◆ **Exercise aim**: Output the whole listing exactly, with no pictures.

◆ **Data to process**:
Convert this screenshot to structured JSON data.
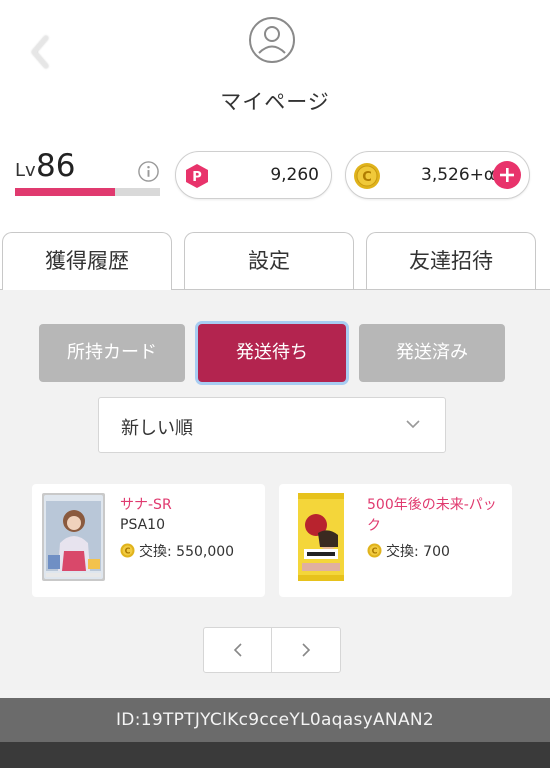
{
  "header": {
    "title": "マイページ",
    "back_icon": "chevron-left-icon",
    "avatar_icon": "user-icon"
  },
  "level": {
    "label": "Lv",
    "value": "86",
    "progress_percent": 69,
    "info_icon": "info-icon"
  },
  "points": {
    "icon_letter": "P",
    "value": "9,260",
    "color": "#e8336b"
  },
  "coins": {
    "icon_letter": "C",
    "value": "3,526+α",
    "color": "#e0b31c",
    "add_icon": "plus-icon"
  },
  "tabs": [
    {
      "label": "獲得履歴",
      "active": true
    },
    {
      "label": "設定",
      "active": false
    },
    {
      "label": "友達招待",
      "active": false
    }
  ],
  "segments": [
    {
      "label": "所持カード",
      "active": false
    },
    {
      "label": "発送待ち",
      "active": true
    },
    {
      "label": "発送済み",
      "active": false
    }
  ],
  "sort": {
    "selected": "新しい順",
    "icon": "chevron-down-icon"
  },
  "cards": [
    {
      "name": "サナ-SR",
      "grade": "PSA10",
      "price_label": "交換: 550,000",
      "image": "pokemon-card-image"
    },
    {
      "name": "500年後の未来-パック",
      "grade": "",
      "price_label": "交換: 700",
      "image": "one-piece-pack-image"
    }
  ],
  "pagination": {
    "prev_icon": "chevron-left-icon",
    "next_icon": "chevron-right-icon"
  },
  "footer": {
    "user_id": "ID:19TPTJYClKc9cceYL0aqasyANAN2"
  },
  "colors": {
    "accent": "#e03a6f",
    "active_segment": "#b3244f",
    "inactive_segment": "#b7b7b7",
    "footer_bg": "#6b6b6b"
  }
}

◆ **Problem solution**:
Convert this screenshot to structured JSON data.
{
  "header": {
    "title": "マイページ",
    "back_icon": "chevron-left-icon",
    "avatar_icon": "user-icon"
  },
  "level": {
    "label": "Lv",
    "value": "86",
    "progress_percent": 69,
    "info_icon": "info-icon"
  },
  "points": {
    "icon_letter": "P",
    "value": "9,260",
    "color": "#e8336b"
  },
  "coins": {
    "icon_letter": "C",
    "value": "3,526+α",
    "color": "#e0b31c",
    "add_icon": "plus-icon"
  },
  "tabs": [
    {
      "label": "獲得履歴",
      "active": true
    },
    {
      "label": "設定",
      "active": false
    },
    {
      "label": "友達招待",
      "active": false
    }
  ],
  "segments": [
    {
      "label": "所持カード",
      "active": false
    },
    {
      "label": "発送待ち",
      "active": true
    },
    {
      "label": "発送済み",
      "active": false
    }
  ],
  "sort": {
    "selected": "新しい順",
    "icon": "chevron-down-icon"
  },
  "cards": [
    {
      "name": "サナ-SR",
      "grade": "PSA10",
      "price_label": "交換: 550,000",
      "image": "pokemon-card-image"
    },
    {
      "name": "500年後の未来-パック",
      "grade": "",
      "price_label": "交換: 700",
      "image": "one-piece-pack-image"
    }
  ],
  "pagination": {
    "prev_icon": "chevron-left-icon",
    "next_icon": "chevron-right-icon"
  },
  "footer": {
    "user_id": "ID:19TPTJYClKc9cceYL0aqasyANAN2"
  },
  "colors": {
    "accent": "#e03a6f",
    "active_segment": "#b3244f",
    "inactive_segment": "#b7b7b7",
    "footer_bg": "#6b6b6b"
  }
}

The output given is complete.